▶ **Instructions to follow**:
Scan the lines below for "this" and copy the matches.

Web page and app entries
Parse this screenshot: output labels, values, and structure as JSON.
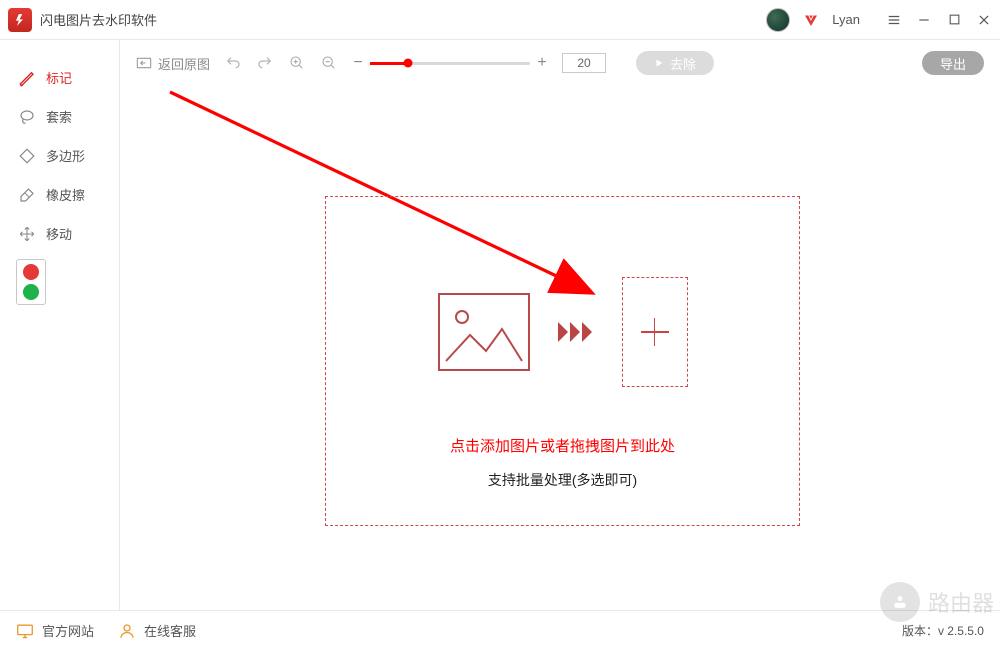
{
  "title": "闪电图片去水印软件",
  "user": {
    "name": "Lyan"
  },
  "sidebar": {
    "tools": [
      {
        "label": "标记",
        "active": true
      },
      {
        "label": "套索",
        "active": false
      },
      {
        "label": "多边形",
        "active": false
      },
      {
        "label": "橡皮擦",
        "active": false
      },
      {
        "label": "移动",
        "active": false
      }
    ]
  },
  "toolbar": {
    "back_label": "返回原图",
    "zoom_value": "20",
    "remove_label": "去除",
    "export_label": "导出"
  },
  "drop": {
    "line1": "点击添加图片或者拖拽图片到此处",
    "line2": "支持批量处理(多选即可)"
  },
  "footer": {
    "site_label": "官方网站",
    "support_label": "在线客服",
    "version_label": "版本：v 2.5.5.0"
  },
  "watermark": {
    "text": "路由器"
  }
}
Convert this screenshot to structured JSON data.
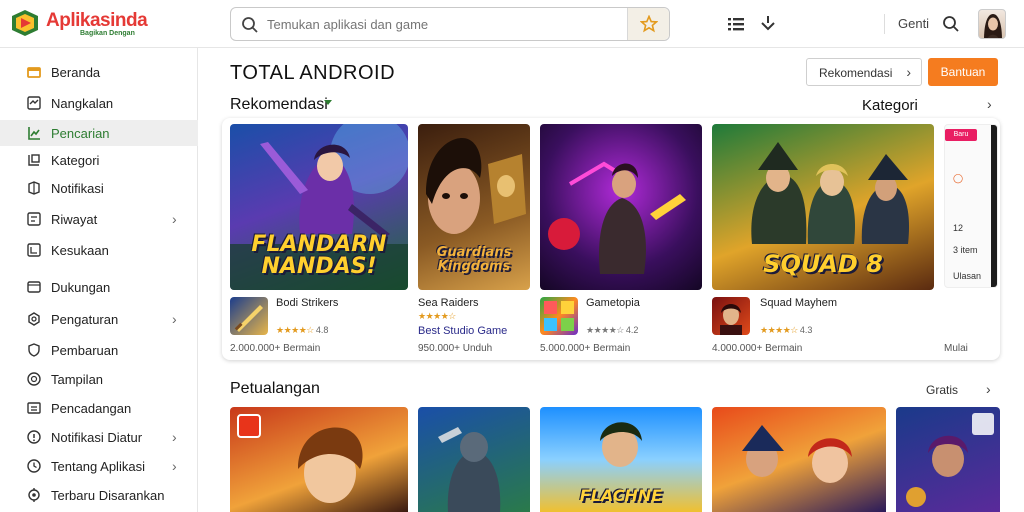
{
  "header": {
    "logo_text": "Aplikasinda",
    "logo_sub": "Bagikan Dengan",
    "search_placeholder": "Temukan aplikasi dan game",
    "text_link": "Genti"
  },
  "sidebar": {
    "items": [
      {
        "label": "Beranda",
        "icon": "home-icon"
      },
      {
        "label": "Nangkalan",
        "icon": "download-icon"
      },
      {
        "label": "Pencarian",
        "icon": "chart-icon",
        "active": true
      },
      {
        "label": "Kategori",
        "icon": "grid-icon"
      },
      {
        "label": "Notifikasi",
        "icon": "bell-icon"
      },
      {
        "label": "Riwayat",
        "icon": "history-icon",
        "chevron": true
      },
      {
        "label": "Kesukaan",
        "icon": "tag-icon"
      },
      {
        "label": "Dukungan",
        "icon": "folder-icon"
      },
      {
        "label": "Pengaturan",
        "icon": "gear-icon",
        "chevron": true
      },
      {
        "label": "Pembaruan",
        "icon": "shield-icon"
      },
      {
        "label": "Tampilan",
        "icon": "circle-icon"
      },
      {
        "label": "Pencadangan",
        "icon": "archive-icon"
      },
      {
        "label": "Notifikasi Diatur",
        "icon": "info-icon",
        "chevron": true
      },
      {
        "label": "Tentang Aplikasi",
        "icon": "clock-icon",
        "chevron": true
      },
      {
        "label": "Terbaru Disarankan",
        "icon": "settings-icon"
      }
    ]
  },
  "main": {
    "title": "TOTAL ANDROID",
    "sort_label": "Rekomendasi",
    "primary_label": "Bantuan"
  },
  "section1": {
    "title": "Rekomendasi",
    "right_label": "Kategori",
    "cards": [
      {
        "art_title": "FLANDARN NANDAS!",
        "name": "Bodi Strikers",
        "stars": "★★★★☆",
        "rating": "4.8",
        "developer": "",
        "meta": "2.000.000+ Bermain"
      },
      {
        "art_title": "Guardians Kingdoms",
        "name": "Sea Raiders",
        "stars": "★★★★☆",
        "rating": "",
        "developer": "Best Studio Game",
        "meta": "950.000+ Unduh"
      },
      {
        "art_title": "",
        "name": "Gametopia",
        "stars": "★★★★☆",
        "rating": "4.2",
        "developer": "",
        "meta": "5.000.000+ Bermain"
      },
      {
        "art_title": "SQUAD 8",
        "name": "Squad Mayhem",
        "stars": "★★★★☆",
        "rating": "4.3",
        "developer": "",
        "meta": "4.000.000+ Bermain"
      }
    ],
    "cut": {
      "badge": "Baru",
      "rows": [
        "12",
        "3 item",
        "Ulasan"
      ],
      "footer": "Mulai"
    }
  },
  "section2": {
    "title": "Petualangan",
    "right_label": "Gratis"
  },
  "colors": {
    "accent_orange": "#f57c1f",
    "brand_red": "#e53935",
    "brand_green": "#2e7d32"
  }
}
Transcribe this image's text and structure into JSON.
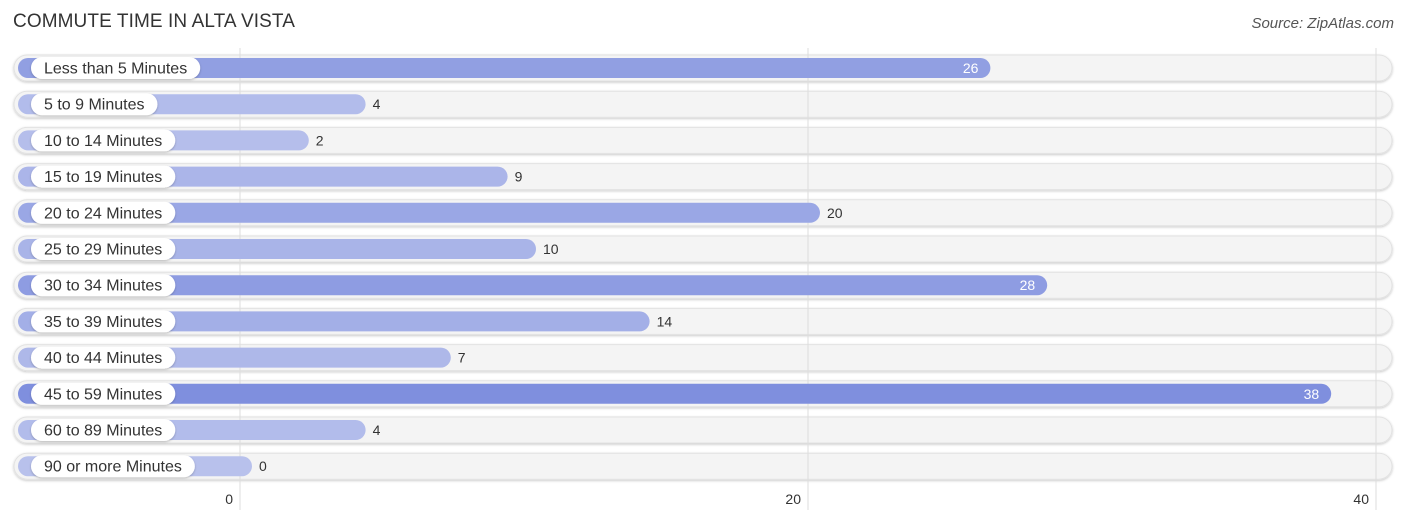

▶ **Reply to the exercise**:
Parse this screenshot: output labels, values, and structure as JSON.
Convert this screenshot to structured JSON data.
Transcribe this image's text and structure into JSON.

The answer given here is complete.